On October 17, 2011, the Microcap Fraud Working Group (Working Group) hosted a public roundtable to discuss the regulatory issues involved in the execution, clearance, and settlement of microcap securities. The Working Group is a joint initiative of the Securities and Exchange Commission’s Division of Enforcement and its Office of Compliance Inspections and Examinations, and is charged with the primary responsibility of detecting and deterring fraud involving microcap securities.
The roundtable was split into three panels: (1) Compliance Challenges Associated with Microcap Securities; (2) Anti-Money Laundering Monitoring; and (3) Potential Changes to the Regulatory Framework Concerning Microcap Securities.
The panelists included representatives from the Depository Trust & Clearing Corporation (DTC) and FINRA, as well as securities lawyers and executive officers from capital market firms.

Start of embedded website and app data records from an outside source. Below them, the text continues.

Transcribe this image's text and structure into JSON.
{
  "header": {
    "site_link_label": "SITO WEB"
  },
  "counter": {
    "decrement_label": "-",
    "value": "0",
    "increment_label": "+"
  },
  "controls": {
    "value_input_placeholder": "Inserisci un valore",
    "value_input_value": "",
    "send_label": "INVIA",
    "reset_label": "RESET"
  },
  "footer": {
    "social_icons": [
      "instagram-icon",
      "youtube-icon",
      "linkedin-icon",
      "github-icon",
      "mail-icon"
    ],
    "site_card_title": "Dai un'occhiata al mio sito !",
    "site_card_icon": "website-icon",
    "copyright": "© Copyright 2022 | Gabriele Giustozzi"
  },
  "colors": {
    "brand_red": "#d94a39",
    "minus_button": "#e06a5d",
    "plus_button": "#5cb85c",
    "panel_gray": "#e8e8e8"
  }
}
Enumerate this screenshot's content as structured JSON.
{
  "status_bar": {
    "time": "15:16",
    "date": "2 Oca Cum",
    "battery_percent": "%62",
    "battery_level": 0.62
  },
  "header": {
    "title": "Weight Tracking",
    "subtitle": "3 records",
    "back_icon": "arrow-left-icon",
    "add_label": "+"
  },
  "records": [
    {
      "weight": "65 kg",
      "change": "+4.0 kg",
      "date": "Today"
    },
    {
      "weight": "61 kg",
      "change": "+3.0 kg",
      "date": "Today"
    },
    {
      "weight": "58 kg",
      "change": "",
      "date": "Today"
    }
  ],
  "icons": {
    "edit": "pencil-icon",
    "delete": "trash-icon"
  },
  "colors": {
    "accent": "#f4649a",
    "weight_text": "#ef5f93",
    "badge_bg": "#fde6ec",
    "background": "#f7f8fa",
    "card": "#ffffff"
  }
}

Two themes pervaded the three panels: communication and transparency. Several of the panelists conveyed issuer frustration with the lack of consistent communication from the SEC as to how issuers should tackle their securities compliance obligations when circumstances suggest that they may be participating in illegal resales of restricted securities. Similarly, it was suggested that the DTC was less than transparent in providing issuers and transfer agents with specific reasons that a transaction is flagged. However, despite complaints about the SEC and DTC’s inconsistent communication and lack of transparency, a DTC representative informed the audience and panelists that there has been a steady increase in the filings of suspicious activity reports (SARs) — due, in part, to Section 314(b) of the Patriot Act and FINRA Notice 09-05. Since 2003, SAR filings have increased from only 32 to an expected 1,800 reports in 2011. Notably, Section 314(b) permits financial institutions, upon notice to the Department of the Treasury, to exchange information with one another to identify and report to the federal government activities that may involve money laundering or terrorist activity. And FINRA Notice 09-05, generally, is a reminder to broker-dealers of their responsibility to ensure compliance with the federal securities laws and FINRA rules when broker-dealers are participating in the sales of unregistered securities.
When asked for suggestions to improve the regulatory framework concerning microcap securities, the panelists named several. First, it was suggested that there needed to be greater communication among the SEC, DTC, and market-makers in determining whether trading in a security should be halted. Other panelists suggested that the SEC shore up its controls related to the purchase and sale of securities in the public markets where there is little to no current information available for the issuers of such securities. Other panelists believed that the SEC should consider reforming its rules that are designed to prevent fraud. For example, one panelist suggested that the definition of “investment adviser” under Section 202(a)(11) of the Investment Advisers Act be revised to be more encompassing. Another panelist suggested that the SEC should consider an annual review of the clearance controls provided for in Rule 15c2-11 under the Securities Exchange Act of 1934, as amended, which generally imposes certain information review and maintenance obligations on broker-dealers that publish quotations in a quotation medium for securities that are quoted on the OTC Bulletin Board and Pink Sheets. More specifically, Rule 15c2-11 proscribes broker-dealers from submitting a quotation for a covered OTC equity security before it has gathered and reviewed current information about the issuer whose security is the subject of the quotation.
The burden to monitor and control illegal, unregistered distribution of securities falls on the shoulders of all the players involved, including the SEC, DTC, financial institutions, and issuers, among others. But securities firms potentially bear the biggest responsibility to ensure that they have written procedures in place that are reasonably designed to detect the sale of unregistered securities. And while these procedures and controls will vary from firm to firm depending on the circumstances surrounding the proposed distribution and resale, all such firms must be prudent in acknowledging this obligation and implementing procedures.